YOUR OBJECTIVE:
A single number is the answer here: how many lines of the entries contain "JSON"?

Web page and app entries
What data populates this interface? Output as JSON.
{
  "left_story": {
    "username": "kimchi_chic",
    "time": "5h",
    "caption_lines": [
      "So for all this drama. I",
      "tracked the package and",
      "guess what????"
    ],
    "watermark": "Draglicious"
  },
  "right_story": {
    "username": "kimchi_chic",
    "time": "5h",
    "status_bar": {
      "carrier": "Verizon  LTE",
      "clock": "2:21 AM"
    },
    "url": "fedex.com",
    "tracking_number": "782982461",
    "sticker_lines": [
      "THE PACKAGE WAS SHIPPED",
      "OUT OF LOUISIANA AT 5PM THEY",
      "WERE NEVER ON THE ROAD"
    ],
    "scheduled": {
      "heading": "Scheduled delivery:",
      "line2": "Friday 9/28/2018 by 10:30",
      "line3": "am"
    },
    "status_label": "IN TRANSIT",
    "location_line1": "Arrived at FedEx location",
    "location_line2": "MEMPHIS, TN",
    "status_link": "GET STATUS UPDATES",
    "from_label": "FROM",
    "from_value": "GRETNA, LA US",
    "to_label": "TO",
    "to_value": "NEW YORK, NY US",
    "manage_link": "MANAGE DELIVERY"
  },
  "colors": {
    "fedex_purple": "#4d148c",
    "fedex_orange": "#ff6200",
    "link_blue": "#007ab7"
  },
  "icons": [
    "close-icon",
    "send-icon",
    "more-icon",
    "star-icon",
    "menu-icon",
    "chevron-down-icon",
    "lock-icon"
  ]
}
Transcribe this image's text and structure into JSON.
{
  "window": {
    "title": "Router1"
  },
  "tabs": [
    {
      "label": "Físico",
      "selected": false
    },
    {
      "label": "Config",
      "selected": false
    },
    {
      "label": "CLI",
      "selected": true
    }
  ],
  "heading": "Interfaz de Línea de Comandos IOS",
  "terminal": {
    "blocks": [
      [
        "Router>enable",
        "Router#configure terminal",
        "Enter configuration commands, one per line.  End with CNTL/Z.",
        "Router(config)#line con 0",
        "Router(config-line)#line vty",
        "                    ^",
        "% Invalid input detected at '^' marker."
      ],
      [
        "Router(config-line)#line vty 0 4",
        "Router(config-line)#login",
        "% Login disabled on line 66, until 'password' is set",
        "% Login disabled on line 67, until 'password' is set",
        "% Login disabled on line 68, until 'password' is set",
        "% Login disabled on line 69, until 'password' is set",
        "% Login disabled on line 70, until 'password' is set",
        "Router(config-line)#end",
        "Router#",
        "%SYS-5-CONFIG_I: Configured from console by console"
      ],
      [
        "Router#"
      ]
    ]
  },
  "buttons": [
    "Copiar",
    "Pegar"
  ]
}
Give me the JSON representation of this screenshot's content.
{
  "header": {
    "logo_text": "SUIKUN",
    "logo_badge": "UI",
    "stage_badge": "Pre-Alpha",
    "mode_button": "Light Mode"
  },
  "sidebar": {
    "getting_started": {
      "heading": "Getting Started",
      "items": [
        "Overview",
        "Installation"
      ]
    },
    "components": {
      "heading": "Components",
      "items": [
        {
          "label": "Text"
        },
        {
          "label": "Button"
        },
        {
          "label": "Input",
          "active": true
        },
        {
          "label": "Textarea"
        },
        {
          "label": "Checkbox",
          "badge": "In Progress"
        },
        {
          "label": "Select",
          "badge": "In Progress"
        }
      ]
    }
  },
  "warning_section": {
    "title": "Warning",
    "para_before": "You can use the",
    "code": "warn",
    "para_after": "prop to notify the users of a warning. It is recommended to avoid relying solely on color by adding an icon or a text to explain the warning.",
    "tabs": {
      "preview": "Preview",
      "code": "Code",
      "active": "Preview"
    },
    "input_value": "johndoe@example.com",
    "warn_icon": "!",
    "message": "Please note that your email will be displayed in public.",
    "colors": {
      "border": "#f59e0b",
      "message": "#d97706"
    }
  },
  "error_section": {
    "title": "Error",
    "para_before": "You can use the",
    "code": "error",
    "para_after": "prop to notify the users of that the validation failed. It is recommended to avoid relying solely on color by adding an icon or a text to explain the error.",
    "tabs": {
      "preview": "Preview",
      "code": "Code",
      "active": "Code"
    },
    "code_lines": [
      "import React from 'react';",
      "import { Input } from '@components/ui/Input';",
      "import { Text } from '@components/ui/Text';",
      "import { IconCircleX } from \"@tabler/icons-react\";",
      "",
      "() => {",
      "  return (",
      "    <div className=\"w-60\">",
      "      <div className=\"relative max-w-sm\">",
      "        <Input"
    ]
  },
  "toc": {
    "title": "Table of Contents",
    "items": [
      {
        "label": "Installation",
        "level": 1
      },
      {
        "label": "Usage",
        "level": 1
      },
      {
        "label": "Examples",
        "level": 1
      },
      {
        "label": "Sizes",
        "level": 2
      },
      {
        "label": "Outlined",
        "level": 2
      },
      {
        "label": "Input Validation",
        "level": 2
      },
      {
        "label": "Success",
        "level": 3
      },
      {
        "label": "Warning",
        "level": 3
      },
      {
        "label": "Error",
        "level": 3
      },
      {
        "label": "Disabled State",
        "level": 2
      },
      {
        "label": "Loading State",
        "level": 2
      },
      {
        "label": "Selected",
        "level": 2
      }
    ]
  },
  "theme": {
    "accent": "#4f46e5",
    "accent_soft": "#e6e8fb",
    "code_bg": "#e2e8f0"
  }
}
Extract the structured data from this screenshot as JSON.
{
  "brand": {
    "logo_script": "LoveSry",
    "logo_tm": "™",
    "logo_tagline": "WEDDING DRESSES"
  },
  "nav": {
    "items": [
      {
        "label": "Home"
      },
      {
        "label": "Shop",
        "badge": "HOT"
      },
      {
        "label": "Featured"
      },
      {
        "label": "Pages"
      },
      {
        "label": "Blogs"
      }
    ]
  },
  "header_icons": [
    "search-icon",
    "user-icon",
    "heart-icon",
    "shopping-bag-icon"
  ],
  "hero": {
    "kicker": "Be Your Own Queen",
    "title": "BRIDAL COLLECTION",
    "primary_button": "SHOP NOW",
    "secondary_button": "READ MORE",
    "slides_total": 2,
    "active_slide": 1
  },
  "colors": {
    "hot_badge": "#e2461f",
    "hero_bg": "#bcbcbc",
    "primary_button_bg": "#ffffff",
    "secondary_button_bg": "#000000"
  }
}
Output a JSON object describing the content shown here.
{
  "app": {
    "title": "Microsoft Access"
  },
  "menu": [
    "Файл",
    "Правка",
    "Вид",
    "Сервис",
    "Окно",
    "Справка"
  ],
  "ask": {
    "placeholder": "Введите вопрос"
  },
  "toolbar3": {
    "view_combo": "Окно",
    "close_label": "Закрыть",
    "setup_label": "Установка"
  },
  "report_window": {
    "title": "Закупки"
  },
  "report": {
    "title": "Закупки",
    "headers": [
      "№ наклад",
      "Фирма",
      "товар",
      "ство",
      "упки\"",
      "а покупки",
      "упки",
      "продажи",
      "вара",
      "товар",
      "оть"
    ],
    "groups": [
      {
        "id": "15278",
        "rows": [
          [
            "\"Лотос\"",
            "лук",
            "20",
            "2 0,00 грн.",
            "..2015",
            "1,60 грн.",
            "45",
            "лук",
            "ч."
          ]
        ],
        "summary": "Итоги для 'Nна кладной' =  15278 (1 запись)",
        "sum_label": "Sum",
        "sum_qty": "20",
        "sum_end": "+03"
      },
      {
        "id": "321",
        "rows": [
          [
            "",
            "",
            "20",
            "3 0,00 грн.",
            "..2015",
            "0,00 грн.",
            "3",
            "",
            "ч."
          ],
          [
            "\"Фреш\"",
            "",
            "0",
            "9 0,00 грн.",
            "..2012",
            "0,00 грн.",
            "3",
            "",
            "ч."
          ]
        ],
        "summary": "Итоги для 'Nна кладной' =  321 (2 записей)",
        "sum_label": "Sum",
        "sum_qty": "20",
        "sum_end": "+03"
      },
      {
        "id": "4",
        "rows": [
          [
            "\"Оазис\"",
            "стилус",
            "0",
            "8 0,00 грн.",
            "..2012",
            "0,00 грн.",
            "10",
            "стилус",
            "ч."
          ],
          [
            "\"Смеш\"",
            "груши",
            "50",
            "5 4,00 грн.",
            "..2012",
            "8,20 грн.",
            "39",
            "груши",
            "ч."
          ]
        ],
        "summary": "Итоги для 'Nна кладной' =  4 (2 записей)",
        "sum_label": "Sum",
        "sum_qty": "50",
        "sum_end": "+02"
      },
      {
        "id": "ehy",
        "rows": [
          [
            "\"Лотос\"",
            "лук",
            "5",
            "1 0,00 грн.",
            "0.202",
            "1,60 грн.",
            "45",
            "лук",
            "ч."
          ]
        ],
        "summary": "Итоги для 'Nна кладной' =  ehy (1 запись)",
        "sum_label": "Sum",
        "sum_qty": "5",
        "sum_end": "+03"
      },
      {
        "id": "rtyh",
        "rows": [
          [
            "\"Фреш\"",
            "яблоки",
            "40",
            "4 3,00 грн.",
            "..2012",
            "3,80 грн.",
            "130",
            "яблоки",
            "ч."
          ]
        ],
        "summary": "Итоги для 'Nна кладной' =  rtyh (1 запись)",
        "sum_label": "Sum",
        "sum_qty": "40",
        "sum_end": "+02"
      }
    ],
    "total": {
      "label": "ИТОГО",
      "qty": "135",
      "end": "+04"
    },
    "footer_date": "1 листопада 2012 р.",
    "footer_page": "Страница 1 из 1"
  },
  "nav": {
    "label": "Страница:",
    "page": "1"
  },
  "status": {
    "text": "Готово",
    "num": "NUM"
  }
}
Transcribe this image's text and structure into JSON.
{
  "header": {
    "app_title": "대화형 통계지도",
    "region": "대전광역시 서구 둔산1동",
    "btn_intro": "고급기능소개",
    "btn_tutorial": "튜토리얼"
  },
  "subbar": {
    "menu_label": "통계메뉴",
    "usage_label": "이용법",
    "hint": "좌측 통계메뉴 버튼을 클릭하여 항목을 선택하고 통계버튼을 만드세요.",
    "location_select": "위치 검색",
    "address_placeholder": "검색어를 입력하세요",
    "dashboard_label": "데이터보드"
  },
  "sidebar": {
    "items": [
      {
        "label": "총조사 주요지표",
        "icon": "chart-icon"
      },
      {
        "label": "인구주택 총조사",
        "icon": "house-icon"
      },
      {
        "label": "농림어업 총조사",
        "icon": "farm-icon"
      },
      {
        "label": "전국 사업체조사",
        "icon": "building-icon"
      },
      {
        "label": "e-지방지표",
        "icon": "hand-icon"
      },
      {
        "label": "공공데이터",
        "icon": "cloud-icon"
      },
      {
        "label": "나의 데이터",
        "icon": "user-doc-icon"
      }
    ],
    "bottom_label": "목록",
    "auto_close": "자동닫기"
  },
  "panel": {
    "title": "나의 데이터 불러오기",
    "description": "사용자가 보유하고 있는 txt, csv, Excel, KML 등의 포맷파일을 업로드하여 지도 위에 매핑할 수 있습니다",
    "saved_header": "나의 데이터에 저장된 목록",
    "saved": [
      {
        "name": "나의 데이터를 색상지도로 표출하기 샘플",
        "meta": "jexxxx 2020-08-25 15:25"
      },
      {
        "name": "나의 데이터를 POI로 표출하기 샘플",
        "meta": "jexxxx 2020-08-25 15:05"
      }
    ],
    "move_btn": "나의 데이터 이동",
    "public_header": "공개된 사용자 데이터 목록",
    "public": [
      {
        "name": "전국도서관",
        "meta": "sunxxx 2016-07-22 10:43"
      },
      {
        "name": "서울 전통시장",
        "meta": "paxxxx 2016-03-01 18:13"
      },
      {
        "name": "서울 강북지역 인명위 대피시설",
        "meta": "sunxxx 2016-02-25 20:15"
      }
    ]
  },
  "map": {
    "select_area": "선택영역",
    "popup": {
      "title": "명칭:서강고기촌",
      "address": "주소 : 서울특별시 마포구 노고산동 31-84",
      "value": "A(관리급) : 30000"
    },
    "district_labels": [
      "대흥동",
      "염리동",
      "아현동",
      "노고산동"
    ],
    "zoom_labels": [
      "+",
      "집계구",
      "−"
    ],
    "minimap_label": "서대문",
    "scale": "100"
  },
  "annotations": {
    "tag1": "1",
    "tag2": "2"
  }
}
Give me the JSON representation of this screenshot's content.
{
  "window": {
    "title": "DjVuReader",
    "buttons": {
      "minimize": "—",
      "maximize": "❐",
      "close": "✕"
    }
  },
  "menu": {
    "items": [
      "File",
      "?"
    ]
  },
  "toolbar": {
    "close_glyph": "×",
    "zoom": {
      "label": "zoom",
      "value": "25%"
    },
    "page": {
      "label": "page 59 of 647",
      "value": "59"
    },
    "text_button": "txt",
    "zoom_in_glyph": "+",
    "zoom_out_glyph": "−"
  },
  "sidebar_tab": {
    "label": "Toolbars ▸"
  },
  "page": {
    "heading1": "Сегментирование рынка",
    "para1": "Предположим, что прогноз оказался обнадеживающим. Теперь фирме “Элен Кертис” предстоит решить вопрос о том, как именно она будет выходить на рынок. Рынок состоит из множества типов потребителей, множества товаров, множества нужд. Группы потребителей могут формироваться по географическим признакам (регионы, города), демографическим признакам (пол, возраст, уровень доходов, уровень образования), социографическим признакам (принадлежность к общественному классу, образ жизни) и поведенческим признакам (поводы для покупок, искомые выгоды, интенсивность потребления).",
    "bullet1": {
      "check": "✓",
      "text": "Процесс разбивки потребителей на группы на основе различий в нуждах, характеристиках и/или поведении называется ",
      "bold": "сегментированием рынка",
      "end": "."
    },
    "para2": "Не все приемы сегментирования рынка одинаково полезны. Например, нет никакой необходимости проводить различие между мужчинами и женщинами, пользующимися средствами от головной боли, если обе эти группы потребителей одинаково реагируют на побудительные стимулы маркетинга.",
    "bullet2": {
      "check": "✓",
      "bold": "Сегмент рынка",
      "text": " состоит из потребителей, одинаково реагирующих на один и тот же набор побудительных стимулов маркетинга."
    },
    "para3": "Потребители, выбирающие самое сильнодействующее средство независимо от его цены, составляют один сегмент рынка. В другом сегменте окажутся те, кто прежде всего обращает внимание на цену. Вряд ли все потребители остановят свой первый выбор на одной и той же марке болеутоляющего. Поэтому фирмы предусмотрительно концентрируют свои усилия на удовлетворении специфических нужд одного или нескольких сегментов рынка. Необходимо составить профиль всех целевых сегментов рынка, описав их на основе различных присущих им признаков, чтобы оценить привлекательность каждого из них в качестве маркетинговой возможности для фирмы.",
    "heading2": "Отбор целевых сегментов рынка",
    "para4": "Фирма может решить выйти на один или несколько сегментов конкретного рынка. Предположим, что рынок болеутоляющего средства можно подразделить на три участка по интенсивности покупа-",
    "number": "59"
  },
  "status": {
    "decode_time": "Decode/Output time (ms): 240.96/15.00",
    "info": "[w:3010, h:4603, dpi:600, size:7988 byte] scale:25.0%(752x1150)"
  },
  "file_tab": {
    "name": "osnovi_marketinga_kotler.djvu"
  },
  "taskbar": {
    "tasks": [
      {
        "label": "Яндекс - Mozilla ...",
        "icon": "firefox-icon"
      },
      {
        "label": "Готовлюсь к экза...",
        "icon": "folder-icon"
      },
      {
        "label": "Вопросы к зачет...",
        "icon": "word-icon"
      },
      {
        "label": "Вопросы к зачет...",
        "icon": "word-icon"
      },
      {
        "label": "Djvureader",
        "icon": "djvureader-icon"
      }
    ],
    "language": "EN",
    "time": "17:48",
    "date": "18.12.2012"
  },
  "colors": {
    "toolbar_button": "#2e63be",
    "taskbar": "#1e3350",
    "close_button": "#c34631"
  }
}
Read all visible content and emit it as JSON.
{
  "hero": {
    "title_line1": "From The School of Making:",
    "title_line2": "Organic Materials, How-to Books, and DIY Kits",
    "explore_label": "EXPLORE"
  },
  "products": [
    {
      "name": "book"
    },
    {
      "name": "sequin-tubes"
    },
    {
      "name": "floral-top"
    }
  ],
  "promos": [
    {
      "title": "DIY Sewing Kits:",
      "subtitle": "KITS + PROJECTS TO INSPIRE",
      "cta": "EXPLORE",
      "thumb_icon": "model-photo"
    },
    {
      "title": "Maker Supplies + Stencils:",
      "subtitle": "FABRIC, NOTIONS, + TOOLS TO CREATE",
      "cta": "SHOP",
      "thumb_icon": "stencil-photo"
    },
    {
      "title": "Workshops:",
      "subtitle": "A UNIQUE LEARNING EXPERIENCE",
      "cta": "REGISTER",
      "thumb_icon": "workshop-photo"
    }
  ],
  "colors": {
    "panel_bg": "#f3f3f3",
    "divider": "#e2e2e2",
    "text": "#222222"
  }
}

RESPONSE BELOW:
8